This is just about as tough a matchup as Carson Wentz could draw. He’s still working to develop accuracy and ball placement, and he’ll take on the defense that led the NFL in interceptions and allowed the second-lowest completion rate in 2016. It’s the same defense that stymied Tom Brady in Week 1, pressuring him mercilessly while erasing Rob Gronkowski and Chris Hogan from the landscape. Wentz and Alshon Jeffery will need to develop creative ways to beat the ballhawking coverage of Marcus Peters, and even inside targets Nelson Agholor and Zach Ertz face difficult matchups.

Please refer to the NFL's injury report for the latest injury news regarding your players.


Tennessee Titans Passing Offense at Jacksonville Jaguars Passing Defense (Bad Matchup)

The Titans threw the ball a whopping 41 times in Week 1 against the Raiders. This was a significant uptick in passing for Marcus Mariota, who averaged 30 pass attempts per game in 2016 with only two games above 40 attempts.
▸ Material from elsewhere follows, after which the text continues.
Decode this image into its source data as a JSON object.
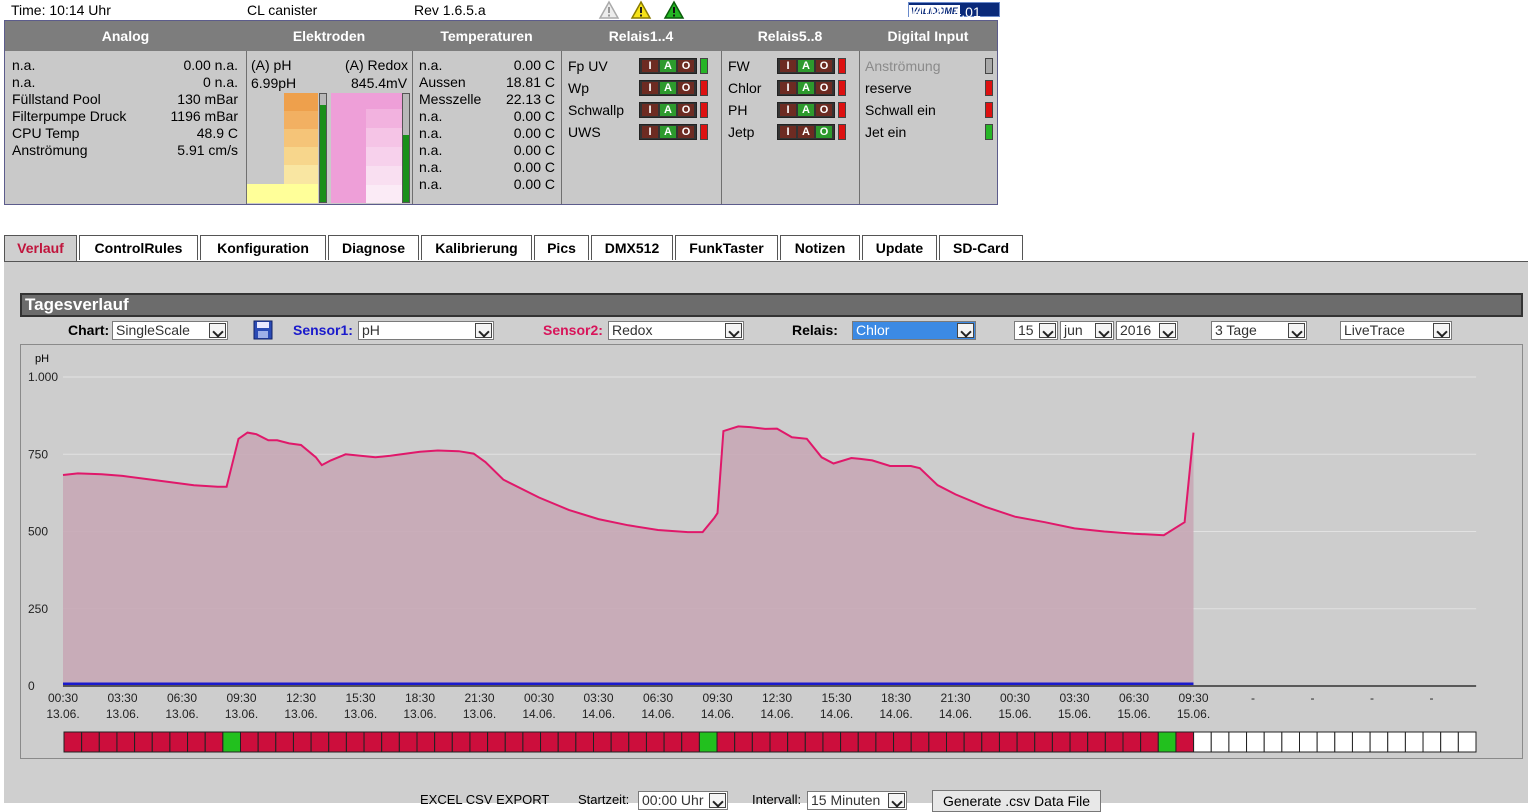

Titans receivers were getting open often last week, making a number of chunk plays against the Raiders secondary. Corey Davis and Rishard Matthews had productive outings, Delanie Walker looked very solid here as well racking up a team-leading seven receptions for 76 yards. While Mariota made some bad reads here and there, he moved the ball well overall for most of the game. Where the Titans uncharacteristically struggled here was in red-zone efficiency. After finishing first in the NFL with a 72% red zone touchdown rate last season, the Titans converted a touchdown on only one of three opportunities last week.

The Jaguars pass defense took complete advantage of the Houston offense last week, making for a very long day for most of the Texans offensive players. They held the Texans passers to only 110 combined passing yards while forcing one interception and three fumbles. Calais Campbell was a monster on the edge in his Jaguars debut, racking up five sacks with one hit and one hurry on the quarterback. This week, Campbell should draw a much more difficult matchup against Titans All-Pro right tackle Jack Conklin. The Titans will also have their hands full with this secondary, as the Jaguars have a couple of elite cornerbacks in Jalen Ramsey and AJ Bouye—both of whom did a solid job limiting Deandre Hopkins to only a 44% catch rate in Week 1.

Please refer to the NFL's injury report for the latest injury news regarding your players.